So anyone with a kid starting college or who just got there that wants to go to professional school? Here's my PSA: Go hard from day ONE. Make connections. You must be exceptional in person and on paper. Or at least make enough meaningful connections with people who can advocate for you enough to get your application in front of someone who'll actually read it should it fall below the bar. But remember that, even with connections and prayers, being "just above average" academically could get you shut out of what you aspire to do.
And you know what? You won't even be able to take it personally. Because it won't be personal. In fact, it won't be personal at all. Nope.

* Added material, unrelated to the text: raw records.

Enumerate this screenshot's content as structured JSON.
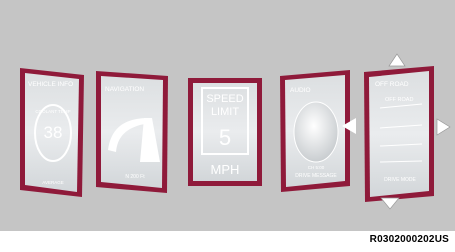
{
  "panels": [
    {
      "title": "VEHICLE INFO",
      "subtitle": "COOLANT TEMP",
      "value": "38",
      "footer": "AVERAGE"
    },
    {
      "title": "NAVIGATION",
      "footer": "N 200 Ft"
    },
    {
      "line1": "SPEED",
      "line2": "LIMIT",
      "value": "5",
      "unit": "MPH"
    },
    {
      "title": "AUDIO",
      "meta": "CH 5:00",
      "footer": "DRIVE MESSAGE"
    },
    {
      "title": "OFF ROAD",
      "subtitle": "OFF ROAD",
      "footer": "DRIVE MODE"
    }
  ],
  "figure_id": "R0302000202US",
  "colors": {
    "frame": "#8f1a3a",
    "screen": "#cfd3d6",
    "screen_center": "#ededed",
    "background": "#c5c5c5",
    "arrow": "#ffffff"
  }
}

Oh--and before someone says it--yes, I know that there is a story of someone somewhere after 1991 who overcame all of this and got into the very best med school in the whole world and did great. Just like someone somewhere dropped a quarter into a slot machine and won a million dollars. Just consider this some pragmatic real talk. And the earlier it reaches the right people, the better.
Yeah. I need to get this message out man. Because it ain't 1991 anymore. No ma'am and no sir.
Thanks for letting me ramble on this. I mean it. Oh, and sorry for the buzz kill.
Honestly? I write this blog to share the human aspects of medicine + teaching + work/life balance with others and myself -- and to honor the public hospital and her patients--but never at the expense of patient privacy or dignity.
Thanks for stopping by! :)
"One writes out of one thing only--one's own experience. Everything depends of how relentlessly one forces from this experience the last drop, sweet or bitter, it can possibly give."
~ James Baldwin (1924 - 1987)
"Do it for the story." ~ Antoinette Nguyen, MD, MPH
Details, names, time frames, etc. are always changed to protect anonymity. This may or may not be an amalgamation of true,quasi-true, or completely fictional events. But the lessons? They are always real and never, ever fictional. Got that?